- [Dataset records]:
****************************************
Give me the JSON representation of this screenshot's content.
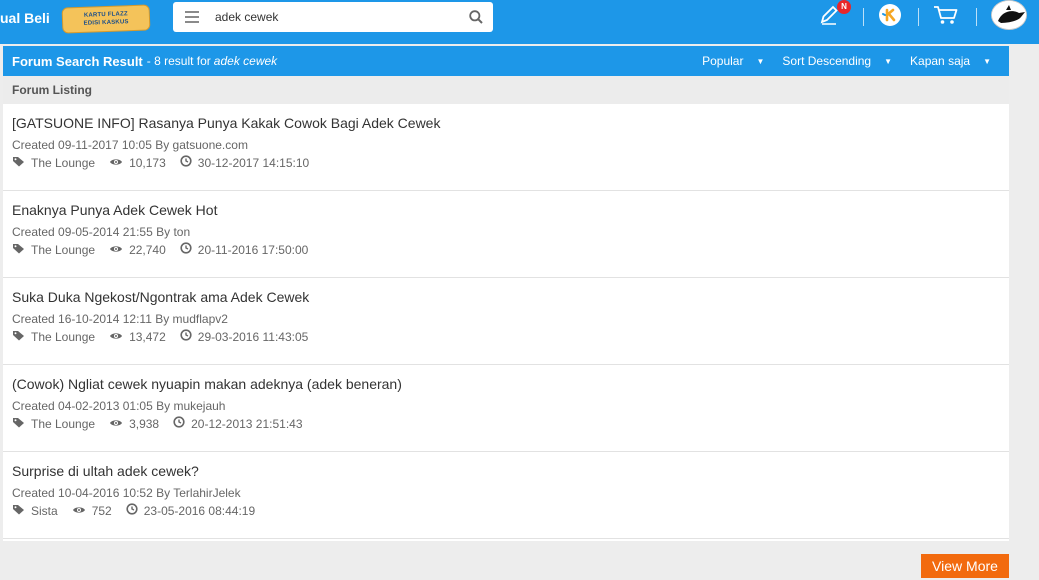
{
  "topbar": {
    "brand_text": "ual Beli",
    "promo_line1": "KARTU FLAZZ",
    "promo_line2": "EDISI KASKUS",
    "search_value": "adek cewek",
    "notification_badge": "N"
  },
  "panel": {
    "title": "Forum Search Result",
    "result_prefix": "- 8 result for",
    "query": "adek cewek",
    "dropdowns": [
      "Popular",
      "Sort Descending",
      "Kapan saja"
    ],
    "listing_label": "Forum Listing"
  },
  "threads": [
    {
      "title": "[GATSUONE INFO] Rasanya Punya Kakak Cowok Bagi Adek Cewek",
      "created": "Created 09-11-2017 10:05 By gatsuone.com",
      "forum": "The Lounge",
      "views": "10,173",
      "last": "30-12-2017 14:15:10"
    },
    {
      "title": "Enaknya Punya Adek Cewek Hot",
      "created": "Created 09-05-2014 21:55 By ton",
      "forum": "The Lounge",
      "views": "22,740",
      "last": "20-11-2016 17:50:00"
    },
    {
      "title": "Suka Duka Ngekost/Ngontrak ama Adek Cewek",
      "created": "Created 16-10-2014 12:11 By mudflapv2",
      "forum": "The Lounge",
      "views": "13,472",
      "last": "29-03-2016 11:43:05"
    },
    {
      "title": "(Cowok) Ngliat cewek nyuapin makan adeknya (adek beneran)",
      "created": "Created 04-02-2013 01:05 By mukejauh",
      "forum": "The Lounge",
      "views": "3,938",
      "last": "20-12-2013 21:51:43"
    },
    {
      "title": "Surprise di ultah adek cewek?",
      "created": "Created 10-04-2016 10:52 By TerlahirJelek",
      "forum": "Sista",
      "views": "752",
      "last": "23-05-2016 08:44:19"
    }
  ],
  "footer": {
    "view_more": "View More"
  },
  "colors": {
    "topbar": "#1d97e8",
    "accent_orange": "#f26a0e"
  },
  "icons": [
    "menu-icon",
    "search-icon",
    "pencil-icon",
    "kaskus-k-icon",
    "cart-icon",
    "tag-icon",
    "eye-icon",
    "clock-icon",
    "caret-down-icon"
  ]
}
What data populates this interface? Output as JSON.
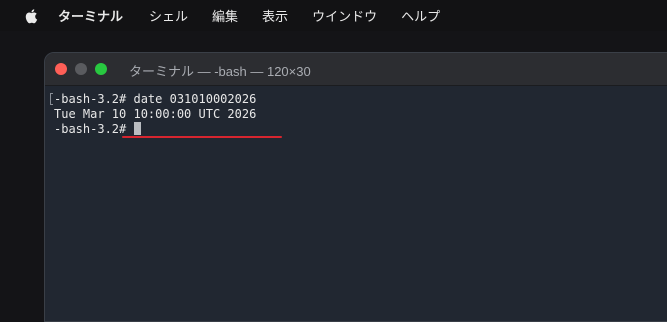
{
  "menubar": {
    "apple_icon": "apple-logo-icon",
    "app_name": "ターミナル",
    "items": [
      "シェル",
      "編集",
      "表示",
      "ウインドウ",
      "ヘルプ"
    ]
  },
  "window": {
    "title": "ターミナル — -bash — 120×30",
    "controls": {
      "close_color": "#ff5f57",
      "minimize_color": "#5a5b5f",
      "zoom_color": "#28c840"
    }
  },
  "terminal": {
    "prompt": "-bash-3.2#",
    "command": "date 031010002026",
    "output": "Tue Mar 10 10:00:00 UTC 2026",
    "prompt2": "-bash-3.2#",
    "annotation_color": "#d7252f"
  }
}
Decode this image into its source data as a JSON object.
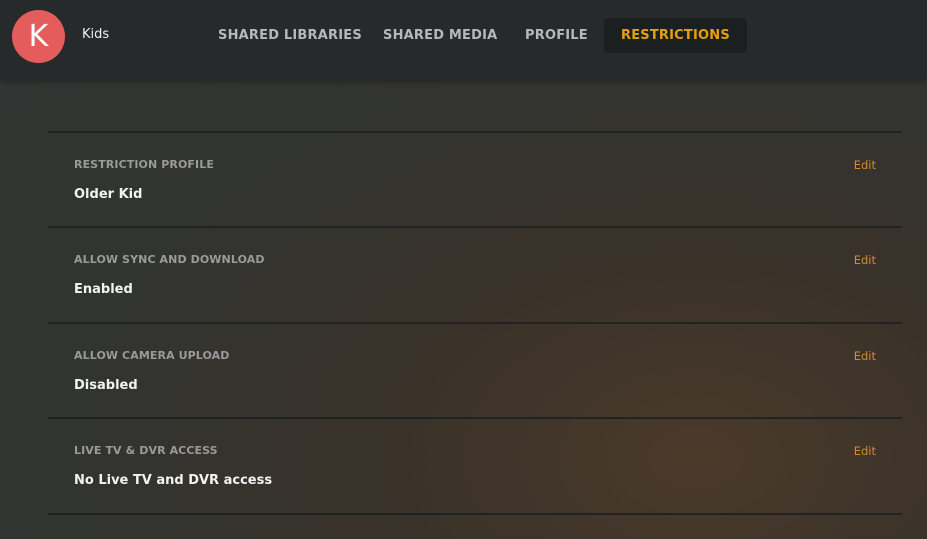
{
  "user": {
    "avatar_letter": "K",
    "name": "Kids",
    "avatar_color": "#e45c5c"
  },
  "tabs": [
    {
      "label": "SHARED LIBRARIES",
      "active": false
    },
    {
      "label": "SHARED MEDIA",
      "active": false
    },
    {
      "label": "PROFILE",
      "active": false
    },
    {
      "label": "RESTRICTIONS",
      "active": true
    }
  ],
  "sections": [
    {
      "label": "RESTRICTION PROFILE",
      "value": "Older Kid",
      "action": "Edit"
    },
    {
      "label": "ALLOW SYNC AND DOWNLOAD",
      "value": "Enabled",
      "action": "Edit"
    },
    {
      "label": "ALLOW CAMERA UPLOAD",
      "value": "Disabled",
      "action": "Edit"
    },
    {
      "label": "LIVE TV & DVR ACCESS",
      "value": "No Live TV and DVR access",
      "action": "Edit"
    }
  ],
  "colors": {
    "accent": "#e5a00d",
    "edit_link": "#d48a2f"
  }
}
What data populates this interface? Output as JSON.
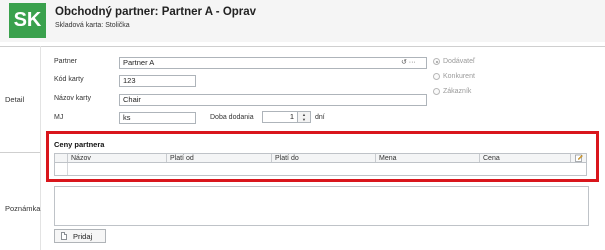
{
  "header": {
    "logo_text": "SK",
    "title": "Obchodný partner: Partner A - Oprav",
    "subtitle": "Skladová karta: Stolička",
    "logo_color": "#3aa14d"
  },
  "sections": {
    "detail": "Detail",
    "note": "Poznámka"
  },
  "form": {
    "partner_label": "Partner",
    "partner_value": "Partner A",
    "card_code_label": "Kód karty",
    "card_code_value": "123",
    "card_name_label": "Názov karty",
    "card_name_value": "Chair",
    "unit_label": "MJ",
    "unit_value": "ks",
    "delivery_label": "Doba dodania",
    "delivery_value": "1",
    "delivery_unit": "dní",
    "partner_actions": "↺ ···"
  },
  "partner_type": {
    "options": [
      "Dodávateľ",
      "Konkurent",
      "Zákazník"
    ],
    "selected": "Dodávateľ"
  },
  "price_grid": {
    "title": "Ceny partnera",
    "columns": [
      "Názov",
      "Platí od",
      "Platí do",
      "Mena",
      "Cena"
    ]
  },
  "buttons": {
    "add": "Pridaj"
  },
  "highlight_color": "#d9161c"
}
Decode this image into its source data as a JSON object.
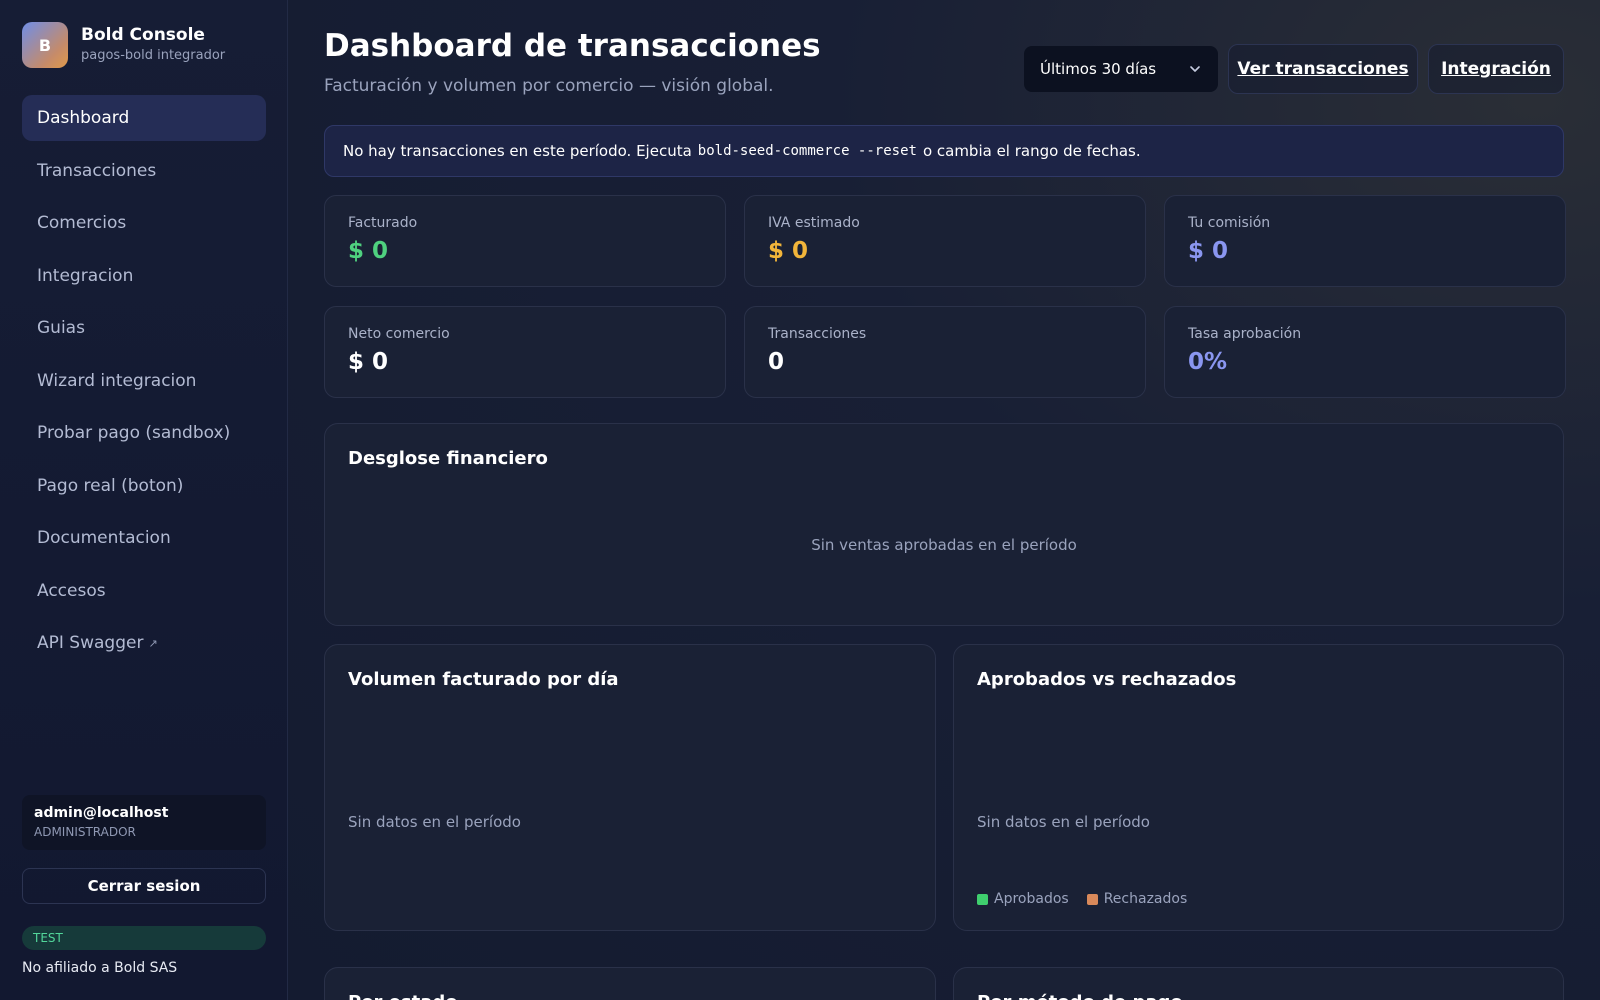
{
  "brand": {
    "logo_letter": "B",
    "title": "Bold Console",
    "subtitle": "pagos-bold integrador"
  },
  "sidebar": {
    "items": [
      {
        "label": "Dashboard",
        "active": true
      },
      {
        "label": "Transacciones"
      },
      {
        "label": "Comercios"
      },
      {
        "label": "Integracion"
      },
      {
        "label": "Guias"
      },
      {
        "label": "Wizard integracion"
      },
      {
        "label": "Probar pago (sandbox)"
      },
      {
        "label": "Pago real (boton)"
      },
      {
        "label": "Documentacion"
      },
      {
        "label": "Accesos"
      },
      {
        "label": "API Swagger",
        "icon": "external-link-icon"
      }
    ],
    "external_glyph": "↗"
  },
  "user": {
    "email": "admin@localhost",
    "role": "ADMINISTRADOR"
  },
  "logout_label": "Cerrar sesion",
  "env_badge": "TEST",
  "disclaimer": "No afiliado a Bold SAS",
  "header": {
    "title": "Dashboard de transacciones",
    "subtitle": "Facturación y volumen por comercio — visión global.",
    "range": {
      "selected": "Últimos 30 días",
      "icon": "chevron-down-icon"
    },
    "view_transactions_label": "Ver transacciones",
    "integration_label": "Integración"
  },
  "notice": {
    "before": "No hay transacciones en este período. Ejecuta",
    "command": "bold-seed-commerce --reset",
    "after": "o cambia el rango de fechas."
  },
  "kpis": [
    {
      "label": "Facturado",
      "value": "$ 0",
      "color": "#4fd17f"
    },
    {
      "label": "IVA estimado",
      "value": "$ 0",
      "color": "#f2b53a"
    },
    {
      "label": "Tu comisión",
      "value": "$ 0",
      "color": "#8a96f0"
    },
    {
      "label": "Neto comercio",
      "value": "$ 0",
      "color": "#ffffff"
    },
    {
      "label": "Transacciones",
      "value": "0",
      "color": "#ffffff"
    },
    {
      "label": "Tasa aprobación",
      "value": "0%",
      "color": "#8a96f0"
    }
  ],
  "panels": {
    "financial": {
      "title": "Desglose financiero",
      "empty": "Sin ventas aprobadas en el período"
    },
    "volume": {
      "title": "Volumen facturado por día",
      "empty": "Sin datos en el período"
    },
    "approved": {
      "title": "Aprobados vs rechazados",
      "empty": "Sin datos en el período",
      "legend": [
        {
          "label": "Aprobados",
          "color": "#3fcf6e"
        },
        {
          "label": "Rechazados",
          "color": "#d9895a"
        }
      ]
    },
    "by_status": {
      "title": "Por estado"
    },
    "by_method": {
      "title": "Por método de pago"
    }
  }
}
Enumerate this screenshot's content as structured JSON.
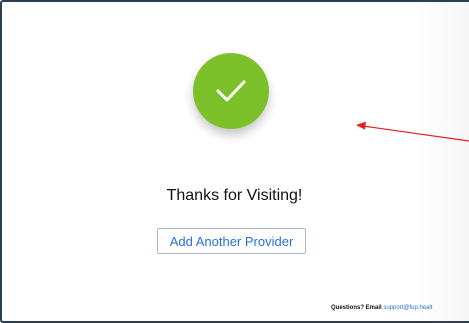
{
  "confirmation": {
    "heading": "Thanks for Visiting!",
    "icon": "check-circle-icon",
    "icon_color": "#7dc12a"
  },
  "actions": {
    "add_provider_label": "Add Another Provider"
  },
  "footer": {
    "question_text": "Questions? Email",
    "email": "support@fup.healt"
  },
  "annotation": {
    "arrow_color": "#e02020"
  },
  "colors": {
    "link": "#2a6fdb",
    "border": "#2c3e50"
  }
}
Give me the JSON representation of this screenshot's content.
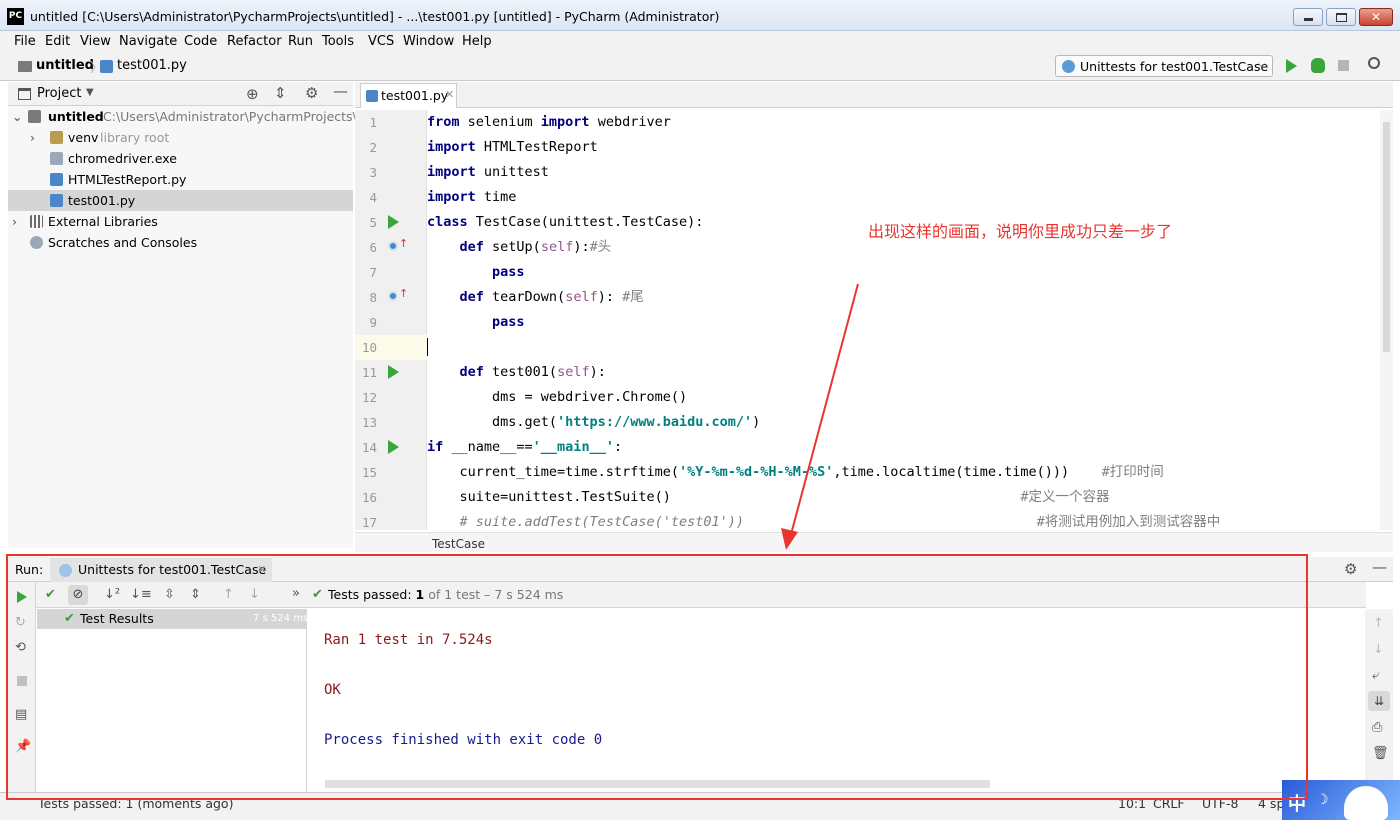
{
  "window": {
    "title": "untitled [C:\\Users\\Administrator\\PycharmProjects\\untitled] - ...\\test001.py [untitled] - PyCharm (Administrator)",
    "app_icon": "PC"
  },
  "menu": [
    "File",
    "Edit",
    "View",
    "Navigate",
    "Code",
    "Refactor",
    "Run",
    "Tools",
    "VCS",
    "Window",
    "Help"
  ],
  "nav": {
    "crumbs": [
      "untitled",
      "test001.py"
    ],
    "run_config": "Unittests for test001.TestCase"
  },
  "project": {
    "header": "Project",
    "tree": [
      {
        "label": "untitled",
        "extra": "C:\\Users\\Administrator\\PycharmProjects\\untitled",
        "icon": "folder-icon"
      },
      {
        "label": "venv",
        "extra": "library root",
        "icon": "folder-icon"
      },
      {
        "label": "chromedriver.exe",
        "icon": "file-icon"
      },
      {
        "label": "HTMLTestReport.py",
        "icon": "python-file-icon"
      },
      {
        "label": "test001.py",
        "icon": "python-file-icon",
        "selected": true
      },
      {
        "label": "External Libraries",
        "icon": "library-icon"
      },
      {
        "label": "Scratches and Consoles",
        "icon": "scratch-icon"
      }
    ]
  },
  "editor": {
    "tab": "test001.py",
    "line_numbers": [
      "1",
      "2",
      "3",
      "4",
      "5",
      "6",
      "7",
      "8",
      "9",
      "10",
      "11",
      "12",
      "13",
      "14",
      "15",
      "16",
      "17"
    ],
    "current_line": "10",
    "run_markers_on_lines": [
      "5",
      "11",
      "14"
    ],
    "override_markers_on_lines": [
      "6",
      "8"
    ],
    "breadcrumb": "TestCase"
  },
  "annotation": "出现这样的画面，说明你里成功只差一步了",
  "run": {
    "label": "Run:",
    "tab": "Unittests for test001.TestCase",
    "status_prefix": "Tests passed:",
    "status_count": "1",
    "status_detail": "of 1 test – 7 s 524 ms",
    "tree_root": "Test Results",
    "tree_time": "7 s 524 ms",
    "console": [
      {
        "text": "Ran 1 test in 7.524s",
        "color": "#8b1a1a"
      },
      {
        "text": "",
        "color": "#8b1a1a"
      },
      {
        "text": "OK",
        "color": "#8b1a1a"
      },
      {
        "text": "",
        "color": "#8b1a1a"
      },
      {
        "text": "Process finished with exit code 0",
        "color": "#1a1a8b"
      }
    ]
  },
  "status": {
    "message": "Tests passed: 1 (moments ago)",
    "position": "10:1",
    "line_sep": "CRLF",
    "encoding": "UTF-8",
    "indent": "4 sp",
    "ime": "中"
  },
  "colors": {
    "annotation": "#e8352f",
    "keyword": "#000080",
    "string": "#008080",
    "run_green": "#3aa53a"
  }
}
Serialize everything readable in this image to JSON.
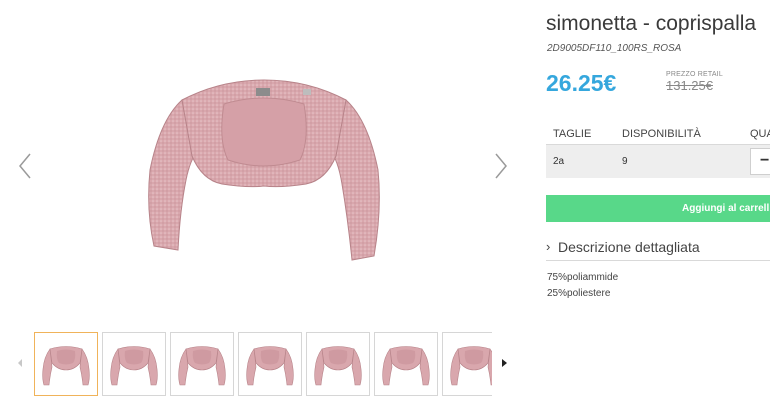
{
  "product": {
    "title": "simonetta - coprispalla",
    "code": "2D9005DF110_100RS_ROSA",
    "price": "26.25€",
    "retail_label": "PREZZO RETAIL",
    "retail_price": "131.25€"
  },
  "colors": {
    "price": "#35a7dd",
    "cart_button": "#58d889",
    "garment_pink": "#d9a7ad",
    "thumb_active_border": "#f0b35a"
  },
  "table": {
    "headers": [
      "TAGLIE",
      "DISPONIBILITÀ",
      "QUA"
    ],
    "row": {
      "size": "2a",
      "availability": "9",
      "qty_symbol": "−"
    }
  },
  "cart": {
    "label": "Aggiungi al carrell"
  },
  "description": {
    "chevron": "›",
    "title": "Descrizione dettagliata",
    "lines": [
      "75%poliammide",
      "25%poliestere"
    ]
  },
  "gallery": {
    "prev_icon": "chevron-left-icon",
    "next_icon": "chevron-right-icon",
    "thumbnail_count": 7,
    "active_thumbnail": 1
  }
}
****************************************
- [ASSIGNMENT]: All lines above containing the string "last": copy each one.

- [OUTPUT FOR THIS TASK]:
      "last": "30-12-2017 14:15:10"
      "last": "20-11-2016 17:50:00"
      "last": "29-03-2016 11:43:05"
      "last": "20-12-2013 21:51:43"
      "last": "23-05-2016 08:44:19"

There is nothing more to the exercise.